Guy of Warwick is England's other Arthur, his legend England's most successful medieval romance and so this book considers the Guy tradition as the quintessential popular romance of England, and one that demonstrates the reception of romance working in and beyond medieval culture to a unique degree. The medieval, as a space for fantasy, imagination, or nostalgia, is everywhere – reflected in images and poetry and, in our own time, in film, novels, heritage, music, on the internet, in advertising, and in street names. It is our belief that scholarship has a particular responsibility to take seriously the investigation of sources, purposes, effects, and exploitation.
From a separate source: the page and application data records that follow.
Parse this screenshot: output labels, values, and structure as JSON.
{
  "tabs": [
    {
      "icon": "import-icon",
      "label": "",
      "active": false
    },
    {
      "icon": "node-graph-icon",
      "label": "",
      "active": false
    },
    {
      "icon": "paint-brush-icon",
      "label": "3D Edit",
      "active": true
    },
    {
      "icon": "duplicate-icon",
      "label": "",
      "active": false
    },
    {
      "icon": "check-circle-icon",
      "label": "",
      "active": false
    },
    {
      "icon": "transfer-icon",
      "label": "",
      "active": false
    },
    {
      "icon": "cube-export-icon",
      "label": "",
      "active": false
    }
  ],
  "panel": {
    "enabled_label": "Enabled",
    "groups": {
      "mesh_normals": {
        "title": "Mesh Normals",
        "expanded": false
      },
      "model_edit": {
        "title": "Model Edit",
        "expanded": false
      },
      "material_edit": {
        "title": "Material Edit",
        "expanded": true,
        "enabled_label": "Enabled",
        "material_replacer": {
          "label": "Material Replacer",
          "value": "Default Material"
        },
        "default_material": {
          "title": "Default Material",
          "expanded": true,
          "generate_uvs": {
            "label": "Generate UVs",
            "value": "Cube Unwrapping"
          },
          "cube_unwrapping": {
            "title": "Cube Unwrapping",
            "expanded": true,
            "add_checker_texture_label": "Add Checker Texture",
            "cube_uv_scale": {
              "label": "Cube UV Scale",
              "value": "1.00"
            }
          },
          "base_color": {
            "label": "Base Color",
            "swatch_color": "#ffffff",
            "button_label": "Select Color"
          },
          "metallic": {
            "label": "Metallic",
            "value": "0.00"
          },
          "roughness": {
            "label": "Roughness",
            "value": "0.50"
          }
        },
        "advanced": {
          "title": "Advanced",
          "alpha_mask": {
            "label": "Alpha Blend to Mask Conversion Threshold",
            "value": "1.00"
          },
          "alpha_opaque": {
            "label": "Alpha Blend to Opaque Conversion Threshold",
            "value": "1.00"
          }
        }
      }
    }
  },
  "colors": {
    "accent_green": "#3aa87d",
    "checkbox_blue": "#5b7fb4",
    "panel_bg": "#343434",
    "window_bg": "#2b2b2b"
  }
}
The Guy tradition is peculiar for its expansiveness, complexity, and for the diversity of its materials, which span different languages, media, chronological periods, and social categorizations. In order to deal with such range and variety of the materials many of the contributors to this volume, although they largely belong to English departments, draw on techniques from other disciplines – from history, art history, French, linguistics, or manuscript studies. Only by allocating aspects of the tradition to scholars with these kinds of specialist interests and areas of knowledge and expertise has it been possible to maintain the sharp scholarly focus throughout. Such explorations developing different responses to shared questions are important aspects of the interdisciplinary nature of this volume. But there is more to it than this: the interdisciplinary conception and ambition behind this book has enriched and added value to the whole project. The original idea for the volume came during a post-LOMERS dinner one wet February evening in 2004. The dimly lit basement of Pizza Paradiso on Store Street has become something of a hotspot for London medievalists, bleary eyed from a day in the library or the lecture theatre and eager to meet, engage in discussion, exchange ideas, and entertain visiting speakers. True to the spirit of this LOMERS rendezvous, we set out to foster more conversations about Guy of Warwick, to bring more ideas to the table.